Jackie Robinson is a Hall of Fame baseball player who is best known by fans for breaking the color barrier in baseball. He played his entire MLB career for the Brooklyn Dodgers (now located in Los Angeles) after he spent time playing for the Kansas City Monarchs in the Negro League. Every year Major League Baseball celebrates the anniversary of Jackie Robinson’s Major League debut on April 15th 1947. This tradition began in 2004 when MLB Commissioner Bud Selig (retired January 24th 2015) signed the proclamation declaring April 15th as Jackie Robinson Day. Back on April 15th 1997 the number 42 was retired by all 28 teams (the Diamondbacks and Devil Rays became the 29th and 30th MLB franchises and began playing in 1998 when they retired his number as part of the MLB mandate).

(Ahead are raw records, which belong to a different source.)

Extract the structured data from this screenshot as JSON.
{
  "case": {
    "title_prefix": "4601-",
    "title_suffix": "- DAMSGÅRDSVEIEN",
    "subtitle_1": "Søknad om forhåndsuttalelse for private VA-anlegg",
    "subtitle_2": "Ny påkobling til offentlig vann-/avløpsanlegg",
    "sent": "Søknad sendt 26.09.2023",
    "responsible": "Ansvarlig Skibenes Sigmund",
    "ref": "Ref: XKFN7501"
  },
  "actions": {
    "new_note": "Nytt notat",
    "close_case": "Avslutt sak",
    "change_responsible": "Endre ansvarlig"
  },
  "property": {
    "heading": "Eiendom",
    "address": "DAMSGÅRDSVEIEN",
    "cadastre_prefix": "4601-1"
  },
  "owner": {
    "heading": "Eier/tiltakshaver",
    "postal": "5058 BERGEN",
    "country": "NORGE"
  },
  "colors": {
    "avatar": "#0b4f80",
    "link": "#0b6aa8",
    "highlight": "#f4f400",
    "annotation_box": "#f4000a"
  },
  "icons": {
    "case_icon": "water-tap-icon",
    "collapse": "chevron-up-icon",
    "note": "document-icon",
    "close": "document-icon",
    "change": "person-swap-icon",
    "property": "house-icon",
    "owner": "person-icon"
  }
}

Part of what made him so great is all he wanted to do was play the best baseball he could. He was a humble man who didn’t want to be an idol just another ballplayer, as told by his wife Rachel, and historians. His life was characterized well in the movie 42 that was released in 2013. Chadwick Boseman played the role of Jackie Robinson and Harrison Ford portrayed Branch Rickey, who was the Manager of the Brooklyn Dodgers at the time when he recruited Jackie at the recommendation of the team’s General Manager who was scouting different players currently playing in the Negro League. The other major part of his legacy was he always took the high road. He was booed every time he stepped onto home plate and he even received death threats. His ability to take the high road came from Branch Rickey who had to encourage Jackie to not respond to aggravated fans. Branch Rickey was right when he advised Jackie to just let his performance on the field shape public opinion. Because of Jackie’s bravery, baseball has become the most diverse sport in America.